▶ **Problem to work on**: Pull each line holding the word "Livraria" from the data.

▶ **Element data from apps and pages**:
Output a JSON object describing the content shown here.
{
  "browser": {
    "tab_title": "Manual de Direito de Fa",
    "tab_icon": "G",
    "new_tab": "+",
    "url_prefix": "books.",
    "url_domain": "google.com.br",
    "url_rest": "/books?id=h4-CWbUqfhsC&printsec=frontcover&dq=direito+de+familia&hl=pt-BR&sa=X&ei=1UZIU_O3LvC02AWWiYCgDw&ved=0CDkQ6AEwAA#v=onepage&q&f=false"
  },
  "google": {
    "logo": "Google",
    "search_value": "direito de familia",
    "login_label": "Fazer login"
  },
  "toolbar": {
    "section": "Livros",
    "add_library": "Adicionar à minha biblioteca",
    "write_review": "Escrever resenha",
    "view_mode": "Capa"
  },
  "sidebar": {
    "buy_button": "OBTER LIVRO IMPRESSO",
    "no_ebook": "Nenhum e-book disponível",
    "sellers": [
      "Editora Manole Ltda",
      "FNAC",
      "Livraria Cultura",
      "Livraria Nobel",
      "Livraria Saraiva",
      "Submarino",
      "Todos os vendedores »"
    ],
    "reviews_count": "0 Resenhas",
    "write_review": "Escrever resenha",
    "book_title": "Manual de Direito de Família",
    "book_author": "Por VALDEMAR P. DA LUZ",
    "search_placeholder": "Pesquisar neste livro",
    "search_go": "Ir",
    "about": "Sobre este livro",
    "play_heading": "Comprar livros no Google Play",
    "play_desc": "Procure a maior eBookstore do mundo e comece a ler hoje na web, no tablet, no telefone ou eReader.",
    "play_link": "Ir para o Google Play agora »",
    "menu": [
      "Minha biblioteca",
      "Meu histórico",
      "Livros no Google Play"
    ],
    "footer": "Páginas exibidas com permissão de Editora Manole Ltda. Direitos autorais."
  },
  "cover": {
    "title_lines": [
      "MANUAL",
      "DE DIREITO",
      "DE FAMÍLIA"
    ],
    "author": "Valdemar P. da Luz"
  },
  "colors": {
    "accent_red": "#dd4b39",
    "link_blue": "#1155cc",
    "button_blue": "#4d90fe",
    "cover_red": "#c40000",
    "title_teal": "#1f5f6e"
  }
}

▶ **Response area**:
      "Livraria Cultura",
      "Livraria Nobel",
      "Livraria Saraiva",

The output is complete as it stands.